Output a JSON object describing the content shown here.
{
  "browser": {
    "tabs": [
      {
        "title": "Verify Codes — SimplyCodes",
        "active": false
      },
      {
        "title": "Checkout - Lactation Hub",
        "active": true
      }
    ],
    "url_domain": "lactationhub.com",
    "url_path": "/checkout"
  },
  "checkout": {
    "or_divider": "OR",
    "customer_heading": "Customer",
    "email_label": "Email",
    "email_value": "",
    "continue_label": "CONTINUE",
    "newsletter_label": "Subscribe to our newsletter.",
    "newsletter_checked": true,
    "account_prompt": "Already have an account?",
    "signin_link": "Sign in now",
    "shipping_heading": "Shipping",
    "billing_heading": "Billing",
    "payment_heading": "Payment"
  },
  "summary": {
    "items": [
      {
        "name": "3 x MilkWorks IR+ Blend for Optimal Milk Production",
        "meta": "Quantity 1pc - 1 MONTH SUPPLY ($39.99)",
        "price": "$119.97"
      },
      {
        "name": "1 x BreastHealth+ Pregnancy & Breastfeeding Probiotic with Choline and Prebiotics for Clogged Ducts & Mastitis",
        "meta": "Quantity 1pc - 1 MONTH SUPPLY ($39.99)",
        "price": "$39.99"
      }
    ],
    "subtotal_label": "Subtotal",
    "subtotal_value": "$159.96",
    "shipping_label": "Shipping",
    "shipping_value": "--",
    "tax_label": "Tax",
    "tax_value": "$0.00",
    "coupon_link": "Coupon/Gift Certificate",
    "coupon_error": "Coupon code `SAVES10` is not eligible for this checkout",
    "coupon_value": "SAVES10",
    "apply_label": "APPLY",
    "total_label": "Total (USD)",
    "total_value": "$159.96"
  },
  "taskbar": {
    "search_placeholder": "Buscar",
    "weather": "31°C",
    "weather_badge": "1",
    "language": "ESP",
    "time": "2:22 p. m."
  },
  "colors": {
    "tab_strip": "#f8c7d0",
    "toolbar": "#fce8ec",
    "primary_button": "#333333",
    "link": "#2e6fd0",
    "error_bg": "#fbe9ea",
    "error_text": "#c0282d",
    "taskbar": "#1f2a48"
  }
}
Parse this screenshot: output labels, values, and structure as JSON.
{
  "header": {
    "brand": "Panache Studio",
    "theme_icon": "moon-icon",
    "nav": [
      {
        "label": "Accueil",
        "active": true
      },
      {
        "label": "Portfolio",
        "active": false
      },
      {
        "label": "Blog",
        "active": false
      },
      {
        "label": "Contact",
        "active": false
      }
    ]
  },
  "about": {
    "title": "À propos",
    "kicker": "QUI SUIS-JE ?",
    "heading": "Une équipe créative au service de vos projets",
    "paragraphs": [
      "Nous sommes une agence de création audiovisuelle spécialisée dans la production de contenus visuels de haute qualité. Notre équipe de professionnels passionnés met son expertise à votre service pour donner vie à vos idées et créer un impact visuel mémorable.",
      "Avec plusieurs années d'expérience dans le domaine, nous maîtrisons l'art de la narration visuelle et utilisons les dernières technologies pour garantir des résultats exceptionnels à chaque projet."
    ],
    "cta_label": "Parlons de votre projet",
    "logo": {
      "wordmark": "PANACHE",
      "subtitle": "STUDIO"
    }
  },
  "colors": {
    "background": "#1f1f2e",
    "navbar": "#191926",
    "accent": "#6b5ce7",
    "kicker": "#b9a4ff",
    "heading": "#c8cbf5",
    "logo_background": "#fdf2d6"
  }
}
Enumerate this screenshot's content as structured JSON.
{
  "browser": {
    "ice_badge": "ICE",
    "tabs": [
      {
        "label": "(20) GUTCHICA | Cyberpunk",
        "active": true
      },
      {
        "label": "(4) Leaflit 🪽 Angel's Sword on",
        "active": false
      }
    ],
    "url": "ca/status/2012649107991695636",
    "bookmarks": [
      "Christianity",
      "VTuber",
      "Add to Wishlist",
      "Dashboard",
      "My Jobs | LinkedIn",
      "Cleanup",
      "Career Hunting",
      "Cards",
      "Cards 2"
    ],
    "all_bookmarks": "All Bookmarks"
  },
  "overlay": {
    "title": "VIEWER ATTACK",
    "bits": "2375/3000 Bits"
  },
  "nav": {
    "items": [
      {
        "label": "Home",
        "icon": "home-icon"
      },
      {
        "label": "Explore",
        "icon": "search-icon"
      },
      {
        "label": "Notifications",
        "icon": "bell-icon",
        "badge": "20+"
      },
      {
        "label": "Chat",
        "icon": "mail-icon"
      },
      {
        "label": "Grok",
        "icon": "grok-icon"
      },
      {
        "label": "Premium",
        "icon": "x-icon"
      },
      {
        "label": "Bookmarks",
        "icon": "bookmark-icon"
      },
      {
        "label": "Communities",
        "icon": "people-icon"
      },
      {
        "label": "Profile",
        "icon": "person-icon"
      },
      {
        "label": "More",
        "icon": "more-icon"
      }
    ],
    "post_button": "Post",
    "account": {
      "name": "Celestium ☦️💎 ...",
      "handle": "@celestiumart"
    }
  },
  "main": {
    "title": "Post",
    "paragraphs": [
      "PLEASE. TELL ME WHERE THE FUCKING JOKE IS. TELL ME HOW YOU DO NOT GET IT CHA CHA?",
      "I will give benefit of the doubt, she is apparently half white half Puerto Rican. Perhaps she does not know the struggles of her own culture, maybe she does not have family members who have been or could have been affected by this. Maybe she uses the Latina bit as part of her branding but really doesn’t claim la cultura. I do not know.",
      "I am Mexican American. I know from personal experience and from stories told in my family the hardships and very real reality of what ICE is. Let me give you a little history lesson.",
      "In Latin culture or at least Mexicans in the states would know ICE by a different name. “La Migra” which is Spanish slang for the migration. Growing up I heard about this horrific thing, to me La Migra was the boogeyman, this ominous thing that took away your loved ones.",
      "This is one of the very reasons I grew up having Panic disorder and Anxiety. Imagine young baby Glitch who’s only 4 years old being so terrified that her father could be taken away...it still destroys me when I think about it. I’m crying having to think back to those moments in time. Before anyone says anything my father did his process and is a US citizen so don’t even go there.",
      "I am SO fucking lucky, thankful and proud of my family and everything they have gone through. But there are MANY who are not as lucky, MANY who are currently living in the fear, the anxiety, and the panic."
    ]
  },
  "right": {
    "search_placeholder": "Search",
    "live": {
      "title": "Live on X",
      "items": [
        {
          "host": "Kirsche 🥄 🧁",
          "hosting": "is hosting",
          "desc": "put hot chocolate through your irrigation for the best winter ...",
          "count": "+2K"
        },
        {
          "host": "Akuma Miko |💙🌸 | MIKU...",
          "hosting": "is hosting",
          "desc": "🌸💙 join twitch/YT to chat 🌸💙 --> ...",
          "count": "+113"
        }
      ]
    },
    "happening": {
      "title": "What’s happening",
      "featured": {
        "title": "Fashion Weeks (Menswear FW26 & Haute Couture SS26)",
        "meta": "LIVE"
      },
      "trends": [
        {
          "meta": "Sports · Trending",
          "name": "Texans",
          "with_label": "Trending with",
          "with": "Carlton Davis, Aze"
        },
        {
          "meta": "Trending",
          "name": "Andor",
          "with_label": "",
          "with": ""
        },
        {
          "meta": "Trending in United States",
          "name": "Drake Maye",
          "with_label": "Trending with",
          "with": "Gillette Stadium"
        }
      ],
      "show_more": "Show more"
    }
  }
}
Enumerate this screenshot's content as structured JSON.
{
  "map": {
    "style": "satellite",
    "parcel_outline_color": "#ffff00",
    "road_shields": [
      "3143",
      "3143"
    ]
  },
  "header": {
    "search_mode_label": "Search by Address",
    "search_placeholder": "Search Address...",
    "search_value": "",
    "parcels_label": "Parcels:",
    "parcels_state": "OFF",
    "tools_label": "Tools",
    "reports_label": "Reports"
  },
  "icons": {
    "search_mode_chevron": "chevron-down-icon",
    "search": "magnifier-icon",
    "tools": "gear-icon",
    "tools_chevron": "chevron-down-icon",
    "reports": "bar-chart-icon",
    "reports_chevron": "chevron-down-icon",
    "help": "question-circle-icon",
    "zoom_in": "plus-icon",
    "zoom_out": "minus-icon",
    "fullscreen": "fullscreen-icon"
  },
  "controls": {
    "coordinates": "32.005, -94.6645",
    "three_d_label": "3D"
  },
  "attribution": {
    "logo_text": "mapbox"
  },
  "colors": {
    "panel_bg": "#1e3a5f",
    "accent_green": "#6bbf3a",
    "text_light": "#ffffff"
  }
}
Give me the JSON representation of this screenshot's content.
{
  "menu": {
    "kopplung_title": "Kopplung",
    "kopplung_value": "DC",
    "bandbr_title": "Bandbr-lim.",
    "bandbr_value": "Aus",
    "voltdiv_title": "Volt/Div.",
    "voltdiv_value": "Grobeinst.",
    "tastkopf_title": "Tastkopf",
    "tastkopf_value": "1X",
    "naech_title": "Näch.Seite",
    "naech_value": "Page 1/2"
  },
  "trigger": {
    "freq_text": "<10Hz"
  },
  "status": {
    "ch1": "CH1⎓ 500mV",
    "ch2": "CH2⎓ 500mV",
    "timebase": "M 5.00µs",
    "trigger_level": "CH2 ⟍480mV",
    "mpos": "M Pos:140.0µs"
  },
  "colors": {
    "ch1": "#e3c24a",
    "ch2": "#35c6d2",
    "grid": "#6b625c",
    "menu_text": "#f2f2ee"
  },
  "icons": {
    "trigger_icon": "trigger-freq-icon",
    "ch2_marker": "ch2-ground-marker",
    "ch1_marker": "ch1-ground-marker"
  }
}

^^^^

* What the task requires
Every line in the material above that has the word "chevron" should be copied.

* Answer space
    "search_mode_chevron": "chevron-down-icon",
    "tools_chevron": "chevron-down-icon",
    "reports_chevron": "chevron-down-icon",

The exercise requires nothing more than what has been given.